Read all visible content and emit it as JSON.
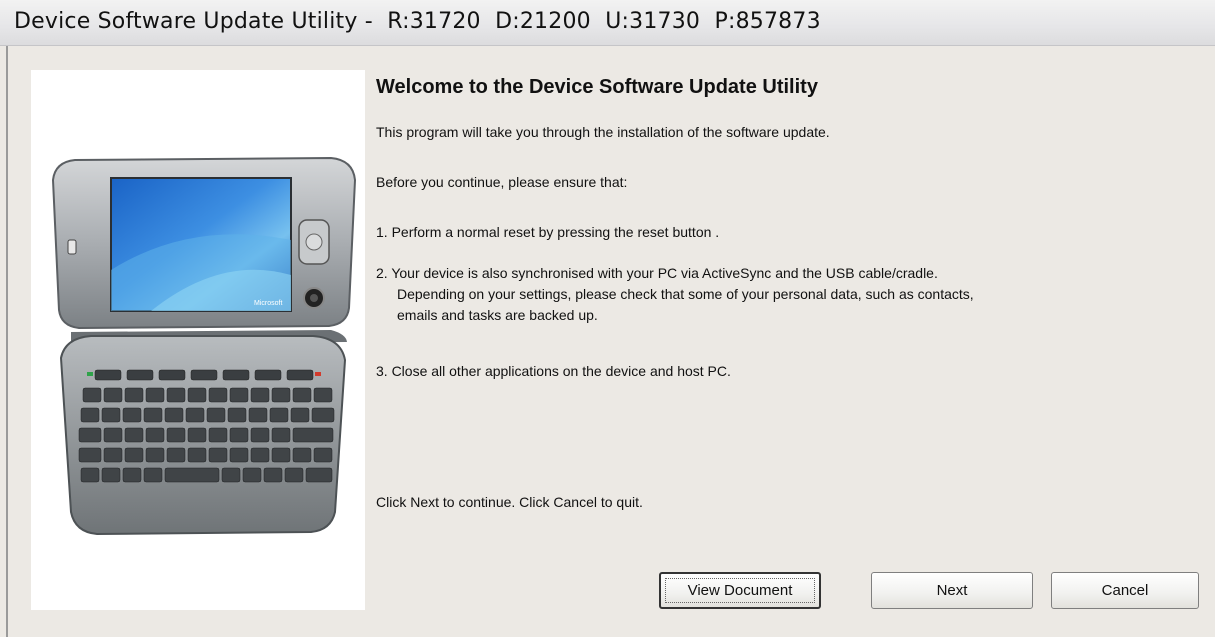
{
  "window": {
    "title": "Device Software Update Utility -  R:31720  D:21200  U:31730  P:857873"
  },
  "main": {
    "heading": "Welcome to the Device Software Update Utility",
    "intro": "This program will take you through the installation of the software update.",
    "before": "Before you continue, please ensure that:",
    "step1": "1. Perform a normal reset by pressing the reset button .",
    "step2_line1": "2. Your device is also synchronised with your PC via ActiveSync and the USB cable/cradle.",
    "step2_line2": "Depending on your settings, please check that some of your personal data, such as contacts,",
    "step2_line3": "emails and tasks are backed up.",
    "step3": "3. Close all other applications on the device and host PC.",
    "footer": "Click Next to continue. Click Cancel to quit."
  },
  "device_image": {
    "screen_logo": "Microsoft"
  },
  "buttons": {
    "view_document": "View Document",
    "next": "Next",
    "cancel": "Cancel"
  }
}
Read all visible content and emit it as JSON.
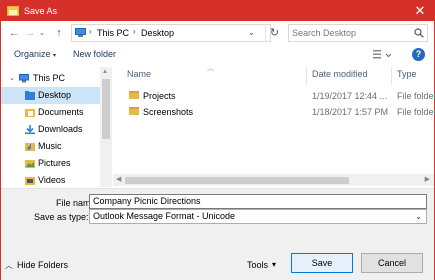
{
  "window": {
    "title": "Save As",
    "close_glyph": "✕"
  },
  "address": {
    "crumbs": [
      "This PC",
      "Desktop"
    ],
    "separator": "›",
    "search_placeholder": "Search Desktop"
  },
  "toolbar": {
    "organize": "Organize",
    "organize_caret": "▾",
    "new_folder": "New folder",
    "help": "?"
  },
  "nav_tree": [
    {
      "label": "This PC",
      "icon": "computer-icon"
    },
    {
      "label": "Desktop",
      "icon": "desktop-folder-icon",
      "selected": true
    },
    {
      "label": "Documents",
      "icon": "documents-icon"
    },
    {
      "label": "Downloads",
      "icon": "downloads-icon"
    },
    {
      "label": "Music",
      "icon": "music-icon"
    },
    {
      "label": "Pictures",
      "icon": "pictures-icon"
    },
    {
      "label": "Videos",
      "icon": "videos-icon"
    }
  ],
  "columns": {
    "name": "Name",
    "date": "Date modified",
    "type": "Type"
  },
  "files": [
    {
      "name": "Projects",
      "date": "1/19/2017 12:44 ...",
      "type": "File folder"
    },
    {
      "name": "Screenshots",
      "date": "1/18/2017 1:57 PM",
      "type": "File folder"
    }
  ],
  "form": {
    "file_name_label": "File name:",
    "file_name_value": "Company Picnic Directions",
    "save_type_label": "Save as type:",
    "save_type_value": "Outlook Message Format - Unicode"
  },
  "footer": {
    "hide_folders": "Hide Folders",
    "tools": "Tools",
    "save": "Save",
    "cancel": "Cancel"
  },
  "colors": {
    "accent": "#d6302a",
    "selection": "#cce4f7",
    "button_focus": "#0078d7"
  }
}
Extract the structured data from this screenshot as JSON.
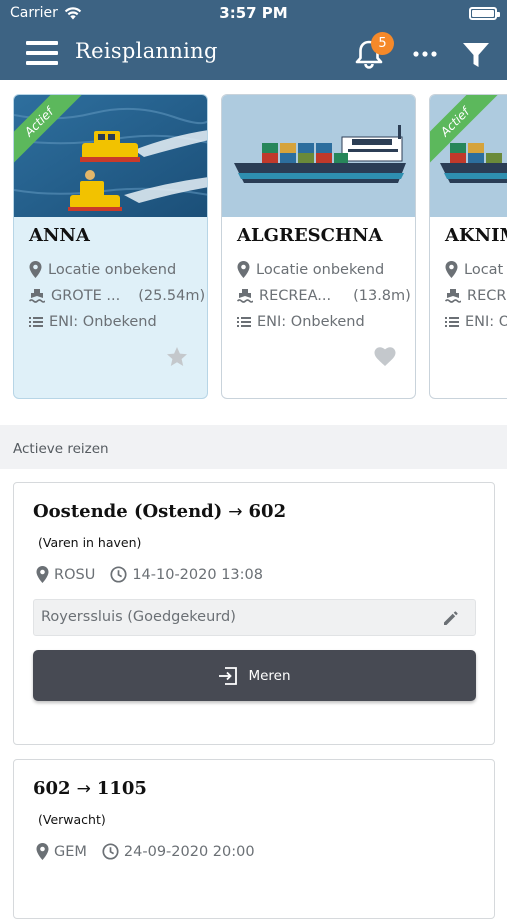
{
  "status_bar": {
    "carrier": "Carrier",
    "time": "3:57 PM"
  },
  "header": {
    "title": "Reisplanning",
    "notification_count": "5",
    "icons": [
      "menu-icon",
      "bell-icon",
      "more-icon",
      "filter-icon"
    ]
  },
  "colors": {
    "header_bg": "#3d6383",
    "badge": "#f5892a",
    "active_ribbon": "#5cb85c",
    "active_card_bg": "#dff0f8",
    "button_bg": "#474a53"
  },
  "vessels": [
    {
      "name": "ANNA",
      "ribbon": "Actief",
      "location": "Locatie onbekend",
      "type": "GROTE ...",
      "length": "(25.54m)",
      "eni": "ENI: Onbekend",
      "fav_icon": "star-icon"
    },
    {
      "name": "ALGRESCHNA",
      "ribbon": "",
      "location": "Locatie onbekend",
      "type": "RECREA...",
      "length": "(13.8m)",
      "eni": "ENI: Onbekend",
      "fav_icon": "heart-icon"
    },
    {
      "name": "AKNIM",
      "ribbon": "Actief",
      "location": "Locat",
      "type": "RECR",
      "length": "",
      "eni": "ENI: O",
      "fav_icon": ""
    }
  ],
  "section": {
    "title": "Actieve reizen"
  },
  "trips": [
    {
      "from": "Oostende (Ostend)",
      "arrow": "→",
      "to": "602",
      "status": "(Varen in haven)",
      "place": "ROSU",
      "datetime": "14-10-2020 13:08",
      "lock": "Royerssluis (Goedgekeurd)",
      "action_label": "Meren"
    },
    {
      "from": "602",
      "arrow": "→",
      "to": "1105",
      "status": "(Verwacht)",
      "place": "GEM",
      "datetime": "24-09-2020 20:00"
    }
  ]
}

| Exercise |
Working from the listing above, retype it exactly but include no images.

| Solution for this exercise |
Read all visible content and emit it as JSON.
{
  "window": {
    "title": "Device Software Update Utility -  R:31720  D:21200  U:31730  P:857873"
  },
  "main": {
    "heading": "Welcome to the Device Software Update Utility",
    "intro": "This program will take you through the installation of the software update.",
    "before": "Before you continue, please ensure that:",
    "step1": "1. Perform a normal reset by pressing the reset button .",
    "step2_line1": "2. Your device is also synchronised with your PC via ActiveSync and the USB cable/cradle.",
    "step2_line2": "Depending on your settings, please check that some of your personal data, such as contacts,",
    "step2_line3": "emails and tasks are backed up.",
    "step3": "3. Close all other applications on the device and host PC.",
    "footer": "Click Next to continue. Click Cancel to quit."
  },
  "device_image": {
    "screen_logo": "Microsoft"
  },
  "buttons": {
    "view_document": "View Document",
    "next": "Next",
    "cancel": "Cancel"
  }
}
Read all visible content and emit it as JSON.
{
  "window": {
    "title": "Save As",
    "close_glyph": "✕"
  },
  "address": {
    "crumbs": [
      "This PC",
      "Desktop"
    ],
    "separator": "›",
    "search_placeholder": "Search Desktop"
  },
  "toolbar": {
    "organize": "Organize",
    "organize_caret": "▾",
    "new_folder": "New folder",
    "help": "?"
  },
  "nav_tree": [
    {
      "label": "This PC",
      "icon": "computer-icon"
    },
    {
      "label": "Desktop",
      "icon": "desktop-folder-icon",
      "selected": true
    },
    {
      "label": "Documents",
      "icon": "documents-icon"
    },
    {
      "label": "Downloads",
      "icon": "downloads-icon"
    },
    {
      "label": "Music",
      "icon": "music-icon"
    },
    {
      "label": "Pictures",
      "icon": "pictures-icon"
    },
    {
      "label": "Videos",
      "icon": "videos-icon"
    }
  ],
  "columns": {
    "name": "Name",
    "date": "Date modified",
    "type": "Type"
  },
  "files": [
    {
      "name": "Projects",
      "date": "1/19/2017 12:44 ...",
      "type": "File folder"
    },
    {
      "name": "Screenshots",
      "date": "1/18/2017 1:57 PM",
      "type": "File folder"
    }
  ],
  "form": {
    "file_name_label": "File name:",
    "file_name_value": "Company Picnic Directions",
    "save_type_label": "Save as type:",
    "save_type_value": "Outlook Message Format - Unicode"
  },
  "footer": {
    "hide_folders": "Hide Folders",
    "tools": "Tools",
    "save": "Save",
    "cancel": "Cancel"
  },
  "colors": {
    "accent": "#d6302a",
    "selection": "#cce4f7",
    "button_focus": "#0078d7"
  }
}
Extract the structured data from this screenshot as JSON.
{
  "status_bar": {
    "carrier": "Carrier",
    "time": "3:57 PM"
  },
  "header": {
    "title": "Reisplanning",
    "notification_count": "5",
    "icons": [
      "menu-icon",
      "bell-icon",
      "more-icon",
      "filter-icon"
    ]
  },
  "colors": {
    "header_bg": "#3d6383",
    "badge": "#f5892a",
    "active_ribbon": "#5cb85c",
    "active_card_bg": "#dff0f8",
    "button_bg": "#474a53"
  },
  "vessels": [
    {
      "name": "ANNA",
      "ribbon": "Actief",
      "location": "Locatie onbekend",
      "type": "GROTE ...",
      "length": "(25.54m)",
      "eni": "ENI: Onbekend",
      "fav_icon": "star-icon"
    },
    {
      "name": "ALGRESCHNA",
      "ribbon": "",
      "location": "Locatie onbekend",
      "type": "RECREA...",
      "length": "(13.8m)",
      "eni": "ENI: Onbekend",
      "fav_icon": "heart-icon"
    },
    {
      "name": "AKNIM",
      "ribbon": "Actief",
      "location": "Locat",
      "type": "RECR",
      "length": "",
      "eni": "ENI: O",
      "fav_icon": ""
    }
  ],
  "section": {
    "title": "Actieve reizen"
  },
  "trips": [
    {
      "from": "Oostende (Ostend)",
      "arrow": "→",
      "to": "602",
      "status": "(Varen in haven)",
      "place": "ROSU",
      "datetime": "14-10-2020 13:08",
      "lock": "Royerssluis (Goedgekeurd)",
      "action_label": "Meren"
    },
    {
      "from": "602",
      "arrow": "→",
      "to": "1105",
      "status": "(Verwacht)",
      "place": "GEM",
      "datetime": "24-09-2020 20:00"
    }
  ]
}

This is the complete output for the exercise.